Create an account: You need to create a Visual Studio Team Services (VSTS) account. This is the only place where VS Code ties up with Visual Studio. You need to sign up and get an access token. The VSTS interface is slightly confusing, but you don’t need to learn a new code management tool to publish. Go to the security section to get the access token. (Don’t make the same mistake as me and confuse the gear icon in the menu with security.)
Install: Use the vsce command line tool to publish extensions. It is available in npm and is extremely easy to use.
Tip: The access token for VSTS expires every year and therefore the account information is extremely important. It is also required to reply to the comments on the marketplace, though most users are active on GitHub and that is where you are more likely to get bugs and feature requests.
npm install -g vsce # One time installation vsce create-publisher <name> # One time create publisher vsce login # One time login. Asks for access token. vsce publish <version> # Publish or update the extension
VS Code does not compile extensions on the server. Make sure the output folder created by compiling your extension is up to date. Also be sure to check case sensitivity of your file names because incorrect file paths will break in Linux. Native modules in Node are a huge pain and should not be used. It is impossible to compile and provide all platform variants for specific Electron versions. (Someone needs to create a PhoneGap build for npm!) This will get better over time with WebAssembly and N-API.
Support and Maintenance
The VS Code team is super active on GitHub and StackOverflow. GitHub is the right place to file bugs that you might discover in the API. The team is fairly responsive though you need to make the context extremely clear as you would with any helpful bug report.

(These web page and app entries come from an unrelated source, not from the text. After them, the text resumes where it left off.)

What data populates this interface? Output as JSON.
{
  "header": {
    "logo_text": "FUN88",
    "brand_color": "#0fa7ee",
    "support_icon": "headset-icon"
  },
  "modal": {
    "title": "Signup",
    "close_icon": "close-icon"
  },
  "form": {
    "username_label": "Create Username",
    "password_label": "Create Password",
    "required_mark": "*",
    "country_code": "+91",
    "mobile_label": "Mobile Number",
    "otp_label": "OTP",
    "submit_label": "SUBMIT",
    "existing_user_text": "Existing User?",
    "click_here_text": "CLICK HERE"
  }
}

You should have a GitHub repository for your extension and expect users to file issues directly on GitHub. Expect VS Code users to be proficient with tools and technology (some of them may have a lot more knowledge that you). Even though it’s a free endeavor, keeping humility and treating issue reporters as customers is the right behavior.
Tips on performance
VS Code has good performance because it is built with an architecture that isolates things like extensions that can cause slowness. If your extension does not return in time, your output might be ignored.
A few things that can help maintaining the performance of the editor include:
Using the official APIs: It is easy to ignore them and build your own. The “typings” file is wonderful and has documentation for all of the available APIs. A five minute search there can save a lot of time. If you need some files, it is better in most cases to request VS Code to open it in an editor than it is to read it from a disk (unless you are reading thousands of files and not leaving them open).
Expose options: Ensure there is a way for users to turn off capabilities that rely on heavy events, like every keystroke. It may not seem noticeable on your machines, but this is not the place for that. Developers maintain their dot files forever and they spend time going through options if there is an issue they to work around. There is no harm in exposing a way to gracefully degrade in case every keystroke is not possible.
My extension is live on the VS Code marketplace and I would love to get your feedback on that as well. 🙂